## REQUIRED WORK
Restate the whole of the data below word for word, skipping the images.
++++ INPUT
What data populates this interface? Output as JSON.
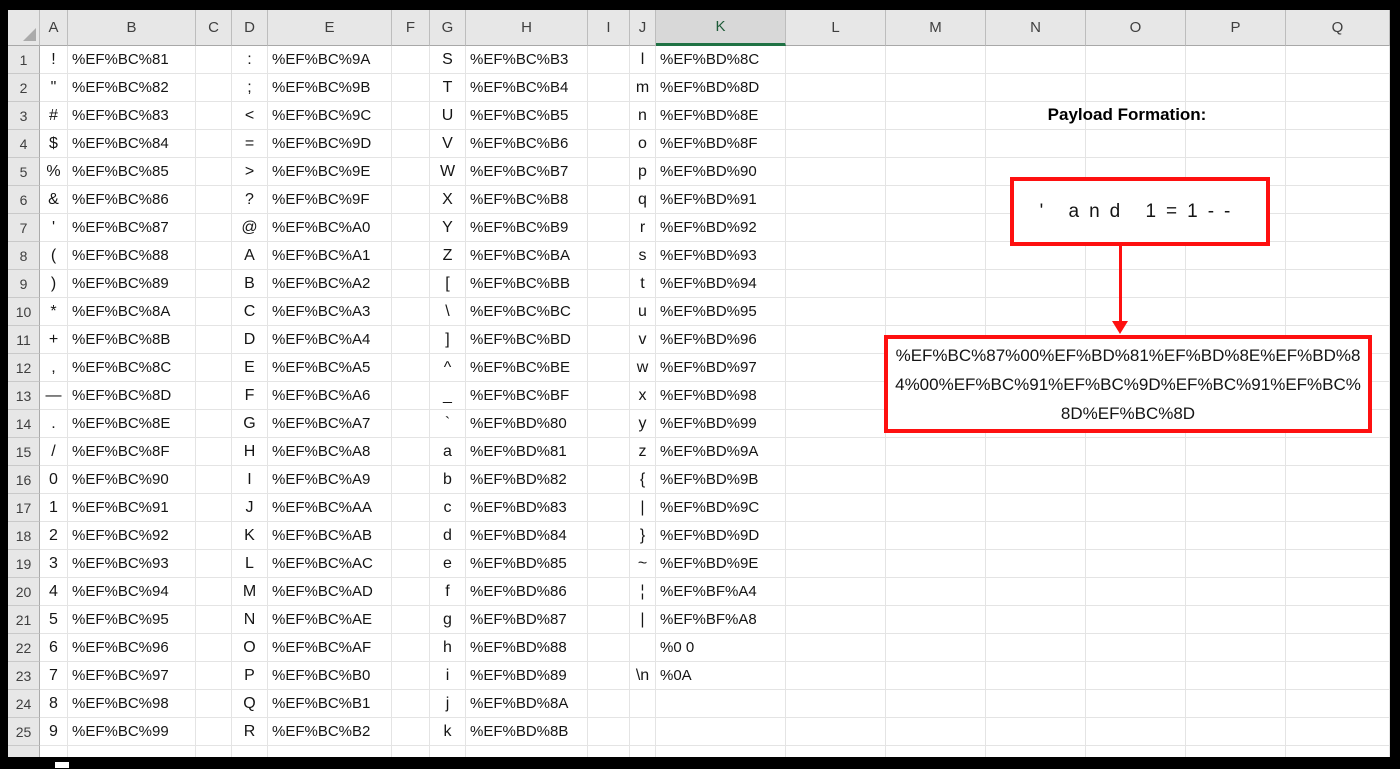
{
  "grid": {
    "columns": [
      "A",
      "B",
      "C",
      "D",
      "E",
      "F",
      "G",
      "H",
      "I",
      "J",
      "K",
      "L",
      "M",
      "N",
      "O",
      "P",
      "Q"
    ],
    "selected_column": "K",
    "char_columns": [
      "A",
      "D",
      "G",
      "J"
    ],
    "code_columns": [
      "B",
      "E",
      "H",
      "K"
    ],
    "rows": [
      {
        "n": "1",
        "cells": {
          "A": "!",
          "B": "%EF%BC%81",
          "D": ":",
          "E": "%EF%BC%9A",
          "G": "S",
          "H": "%EF%BC%B3",
          "J": "l",
          "K": "%EF%BD%8C"
        }
      },
      {
        "n": "2",
        "cells": {
          "A": "\"",
          "B": "%EF%BC%82",
          "D": ";",
          "E": "%EF%BC%9B",
          "G": "T",
          "H": "%EF%BC%B4",
          "J": "m",
          "K": "%EF%BD%8D"
        }
      },
      {
        "n": "3",
        "cells": {
          "A": "#",
          "B": "%EF%BC%83",
          "D": "<",
          "E": "%EF%BC%9C",
          "G": "U",
          "H": "%EF%BC%B5",
          "J": "n",
          "K": "%EF%BD%8E"
        }
      },
      {
        "n": "4",
        "cells": {
          "A": "$",
          "B": "%EF%BC%84",
          "D": "=",
          "E": "%EF%BC%9D",
          "G": "V",
          "H": "%EF%BC%B6",
          "J": "o",
          "K": "%EF%BD%8F"
        }
      },
      {
        "n": "5",
        "cells": {
          "A": "%",
          "B": "%EF%BC%85",
          "D": ">",
          "E": "%EF%BC%9E",
          "G": "W",
          "H": "%EF%BC%B7",
          "J": "p",
          "K": "%EF%BD%90"
        }
      },
      {
        "n": "6",
        "cells": {
          "A": "&",
          "B": "%EF%BC%86",
          "D": "?",
          "E": "%EF%BC%9F",
          "G": "X",
          "H": "%EF%BC%B8",
          "J": "q",
          "K": "%EF%BD%91"
        }
      },
      {
        "n": "7",
        "cells": {
          "A": "'",
          "B": "%EF%BC%87",
          "D": "@",
          "E": "%EF%BC%A0",
          "G": "Y",
          "H": "%EF%BC%B9",
          "J": "r",
          "K": "%EF%BD%92"
        }
      },
      {
        "n": "8",
        "cells": {
          "A": "(",
          "B": "%EF%BC%88",
          "D": "A",
          "E": "%EF%BC%A1",
          "G": "Z",
          "H": "%EF%BC%BA",
          "J": "s",
          "K": "%EF%BD%93"
        }
      },
      {
        "n": "9",
        "cells": {
          "A": ")",
          "B": "%EF%BC%89",
          "D": "B",
          "E": "%EF%BC%A2",
          "G": "[",
          "H": "%EF%BC%BB",
          "J": "t",
          "K": "%EF%BD%94"
        }
      },
      {
        "n": "10",
        "cells": {
          "A": "*",
          "B": "%EF%BC%8A",
          "D": "C",
          "E": "%EF%BC%A3",
          "G": "\\",
          "H": "%EF%BC%BC",
          "J": "u",
          "K": "%EF%BD%95"
        }
      },
      {
        "n": "11",
        "cells": {
          "A": "+",
          "B": "%EF%BC%8B",
          "D": "D",
          "E": "%EF%BC%A4",
          "G": "]",
          "H": "%EF%BC%BD",
          "J": "v",
          "K": "%EF%BD%96"
        }
      },
      {
        "n": "12",
        "cells": {
          "A": ",",
          "B": "%EF%BC%8C",
          "D": "E",
          "E": "%EF%BC%A5",
          "G": "^",
          "H": "%EF%BC%BE",
          "J": "w",
          "K": "%EF%BD%97"
        }
      },
      {
        "n": "13",
        "cells": {
          "A": "—",
          "B": "%EF%BC%8D",
          "D": "F",
          "E": "%EF%BC%A6",
          "G": "_",
          "H": "%EF%BC%BF",
          "J": "x",
          "K": "%EF%BD%98"
        }
      },
      {
        "n": "14",
        "cells": {
          "A": ".",
          "B": "%EF%BC%8E",
          "D": "G",
          "E": "%EF%BC%A7",
          "G": "`",
          "H": "%EF%BD%80",
          "J": "y",
          "K": "%EF%BD%99"
        }
      },
      {
        "n": "15",
        "cells": {
          "A": "/",
          "B": "%EF%BC%8F",
          "D": "H",
          "E": "%EF%BC%A8",
          "G": "a",
          "H": "%EF%BD%81",
          "J": "z",
          "K": "%EF%BD%9A"
        }
      },
      {
        "n": "16",
        "cells": {
          "A": "0",
          "B": "%EF%BC%90",
          "D": "I",
          "E": "%EF%BC%A9",
          "G": "b",
          "H": "%EF%BD%82",
          "J": "{",
          "K": "%EF%BD%9B"
        }
      },
      {
        "n": "17",
        "cells": {
          "A": "1",
          "B": "%EF%BC%91",
          "D": "J",
          "E": "%EF%BC%AA",
          "G": "c",
          "H": "%EF%BD%83",
          "J": "|",
          "K": "%EF%BD%9C"
        }
      },
      {
        "n": "18",
        "cells": {
          "A": "2",
          "B": "%EF%BC%92",
          "D": "K",
          "E": "%EF%BC%AB",
          "G": "d",
          "H": "%EF%BD%84",
          "J": "}",
          "K": "%EF%BD%9D"
        }
      },
      {
        "n": "19",
        "cells": {
          "A": "3",
          "B": "%EF%BC%93",
          "D": "L",
          "E": "%EF%BC%AC",
          "G": "e",
          "H": "%EF%BD%85",
          "J": "~",
          "K": "%EF%BD%9E"
        }
      },
      {
        "n": "20",
        "cells": {
          "A": "4",
          "B": "%EF%BC%94",
          "D": "M",
          "E": "%EF%BC%AD",
          "G": "f",
          "H": "%EF%BD%86",
          "J": "¦",
          "K": "%EF%BF%A4"
        }
      },
      {
        "n": "21",
        "cells": {
          "A": "5",
          "B": "%EF%BC%95",
          "D": "N",
          "E": "%EF%BC%AE",
          "G": "g",
          "H": "%EF%BD%87",
          "J": "|",
          "K": "%EF%BF%A8"
        }
      },
      {
        "n": "22",
        "cells": {
          "A": "6",
          "B": "%EF%BC%96",
          "D": "O",
          "E": "%EF%BC%AF",
          "G": "h",
          "H": "%EF%BD%88",
          "K": "%0 0"
        }
      },
      {
        "n": "23",
        "cells": {
          "A": "7",
          "B": "%EF%BC%97",
          "D": "P",
          "E": "%EF%BC%B0",
          "G": "i",
          "H": "%EF%BD%89",
          "J": "\\n",
          "K": "%0A"
        }
      },
      {
        "n": "24",
        "cells": {
          "A": "8",
          "B": "%EF%BC%98",
          "D": "Q",
          "E": "%EF%BC%B1",
          "G": "j",
          "H": "%EF%BD%8A"
        }
      },
      {
        "n": "25",
        "cells": {
          "A": "9",
          "B": "%EF%BC%99",
          "D": "R",
          "E": "%EF%BC%B2",
          "G": "k",
          "H": "%EF%BD%8B"
        }
      }
    ]
  },
  "annotation": {
    "title": "Payload Formation:",
    "payload_display": "' and 1=1--",
    "encoded_payload": "%EF%BC%87%00%EF%BD%81%EF%BD%8E%EF%BD%84%00%EF%BC%91%EF%BC%9D%EF%BC%91%EF%BC%8D%EF%BC%8D",
    "accent_red": "#FE1010"
  }
}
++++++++
## EXERCISE RESPONSE
What data populates this interface? Output as JSON.
{
  "grid": {
    "columns": [
      "A",
      "B",
      "C",
      "D",
      "E",
      "F",
      "G",
      "H",
      "I",
      "J",
      "K",
      "L",
      "M",
      "N",
      "O",
      "P",
      "Q"
    ],
    "selected_column": "K",
    "char_columns": [
      "A",
      "D",
      "G",
      "J"
    ],
    "code_columns": [
      "B",
      "E",
      "H",
      "K"
    ],
    "rows": [
      {
        "n": "1",
        "cells": {
          "A": "!",
          "B": "%EF%BC%81",
          "D": ":",
          "E": "%EF%BC%9A",
          "G": "S",
          "H": "%EF%BC%B3",
          "J": "l",
          "K": "%EF%BD%8C"
        }
      },
      {
        "n": "2",
        "cells": {
          "A": "\"",
          "B": "%EF%BC%82",
          "D": ";",
          "E": "%EF%BC%9B",
          "G": "T",
          "H": "%EF%BC%B4",
          "J": "m",
          "K": "%EF%BD%8D"
        }
      },
      {
        "n": "3",
        "cells": {
          "A": "#",
          "B": "%EF%BC%83",
          "D": "<",
          "E": "%EF%BC%9C",
          "G": "U",
          "H": "%EF%BC%B5",
          "J": "n",
          "K": "%EF%BD%8E"
        }
      },
      {
        "n": "4",
        "cells": {
          "A": "$",
          "B": "%EF%BC%84",
          "D": "=",
          "E": "%EF%BC%9D",
          "G": "V",
          "H": "%EF%BC%B6",
          "J": "o",
          "K": "%EF%BD%8F"
        }
      },
      {
        "n": "5",
        "cells": {
          "A": "%",
          "B": "%EF%BC%85",
          "D": ">",
          "E": "%EF%BC%9E",
          "G": "W",
          "H": "%EF%BC%B7",
          "J": "p",
          "K": "%EF%BD%90"
        }
      },
      {
        "n": "6",
        "cells": {
          "A": "&",
          "B": "%EF%BC%86",
          "D": "?",
          "E": "%EF%BC%9F",
          "G": "X",
          "H": "%EF%BC%B8",
          "J": "q",
          "K": "%EF%BD%91"
        }
      },
      {
        "n": "7",
        "cells": {
          "A": "'",
          "B": "%EF%BC%87",
          "D": "@",
          "E": "%EF%BC%A0",
          "G": "Y",
          "H": "%EF%BC%B9",
          "J": "r",
          "K": "%EF%BD%92"
        }
      },
      {
        "n": "8",
        "cells": {
          "A": "(",
          "B": "%EF%BC%88",
          "D": "A",
          "E": "%EF%BC%A1",
          "G": "Z",
          "H": "%EF%BC%BA",
          "J": "s",
          "K": "%EF%BD%93"
        }
      },
      {
        "n": "9",
        "cells": {
          "A": ")",
          "B": "%EF%BC%89",
          "D": "B",
          "E": "%EF%BC%A2",
          "G": "[",
          "H": "%EF%BC%BB",
          "J": "t",
          "K": "%EF%BD%94"
        }
      },
      {
        "n": "10",
        "cells": {
          "A": "*",
          "B": "%EF%BC%8A",
          "D": "C",
          "E": "%EF%BC%A3",
          "G": "\\",
          "H": "%EF%BC%BC",
          "J": "u",
          "K": "%EF%BD%95"
        }
      },
      {
        "n": "11",
        "cells": {
          "A": "+",
          "B": "%EF%BC%8B",
          "D": "D",
          "E": "%EF%BC%A4",
          "G": "]",
          "H": "%EF%BC%BD",
          "J": "v",
          "K": "%EF%BD%96"
        }
      },
      {
        "n": "12",
        "cells": {
          "A": ",",
          "B": "%EF%BC%8C",
          "D": "E",
          "E": "%EF%BC%A5",
          "G": "^",
          "H": "%EF%BC%BE",
          "J": "w",
          "K": "%EF%BD%97"
        }
      },
      {
        "n": "13",
        "cells": {
          "A": "—",
          "B": "%EF%BC%8D",
          "D": "F",
          "E": "%EF%BC%A6",
          "G": "_",
          "H": "%EF%BC%BF",
          "J": "x",
          "K": "%EF%BD%98"
        }
      },
      {
        "n": "14",
        "cells": {
          "A": ".",
          "B": "%EF%BC%8E",
          "D": "G",
          "E": "%EF%BC%A7",
          "G": "`",
          "H": "%EF%BD%80",
          "J": "y",
          "K": "%EF%BD%99"
        }
      },
      {
        "n": "15",
        "cells": {
          "A": "/",
          "B": "%EF%BC%8F",
          "D": "H",
          "E": "%EF%BC%A8",
          "G": "a",
          "H": "%EF%BD%81",
          "J": "z",
          "K": "%EF%BD%9A"
        }
      },
      {
        "n": "16",
        "cells": {
          "A": "0",
          "B": "%EF%BC%90",
          "D": "I",
          "E": "%EF%BC%A9",
          "G": "b",
          "H": "%EF%BD%82",
          "J": "{",
          "K": "%EF%BD%9B"
        }
      },
      {
        "n": "17",
        "cells": {
          "A": "1",
          "B": "%EF%BC%91",
          "D": "J",
          "E": "%EF%BC%AA",
          "G": "c",
          "H": "%EF%BD%83",
          "J": "|",
          "K": "%EF%BD%9C"
        }
      },
      {
        "n": "18",
        "cells": {
          "A": "2",
          "B": "%EF%BC%92",
          "D": "K",
          "E": "%EF%BC%AB",
          "G": "d",
          "H": "%EF%BD%84",
          "J": "}",
          "K": "%EF%BD%9D"
        }
      },
      {
        "n": "19",
        "cells": {
          "A": "3",
          "B": "%EF%BC%93",
          "D": "L",
          "E": "%EF%BC%AC",
          "G": "e",
          "H": "%EF%BD%85",
          "J": "~",
          "K": "%EF%BD%9E"
        }
      },
      {
        "n": "20",
        "cells": {
          "A": "4",
          "B": "%EF%BC%94",
          "D": "M",
          "E": "%EF%BC%AD",
          "G": "f",
          "H": "%EF%BD%86",
          "J": "¦",
          "K": "%EF%BF%A4"
        }
      },
      {
        "n": "21",
        "cells": {
          "A": "5",
          "B": "%EF%BC%95",
          "D": "N",
          "E": "%EF%BC%AE",
          "G": "g",
          "H": "%EF%BD%87",
          "J": "|",
          "K": "%EF%BF%A8"
        }
      },
      {
        "n": "22",
        "cells": {
          "A": "6",
          "B": "%EF%BC%96",
          "D": "O",
          "E": "%EF%BC%AF",
          "G": "h",
          "H": "%EF%BD%88",
          "K": "%0 0"
        }
      },
      {
        "n": "23",
        "cells": {
          "A": "7",
          "B": "%EF%BC%97",
          "D": "P",
          "E": "%EF%BC%B0",
          "G": "i",
          "H": "%EF%BD%89",
          "J": "\\n",
          "K": "%0A"
        }
      },
      {
        "n": "24",
        "cells": {
          "A": "8",
          "B": "%EF%BC%98",
          "D": "Q",
          "E": "%EF%BC%B1",
          "G": "j",
          "H": "%EF%BD%8A"
        }
      },
      {
        "n": "25",
        "cells": {
          "A": "9",
          "B": "%EF%BC%99",
          "D": "R",
          "E": "%EF%BC%B2",
          "G": "k",
          "H": "%EF%BD%8B"
        }
      }
    ]
  },
  "annotation": {
    "title": "Payload Formation:",
    "payload_display": "' and 1=1--",
    "encoded_payload": "%EF%BC%87%00%EF%BD%81%EF%BD%8E%EF%BD%84%00%EF%BC%91%EF%BC%9D%EF%BC%91%EF%BC%8D%EF%BC%8D",
    "accent_red": "#FE1010"
  }
}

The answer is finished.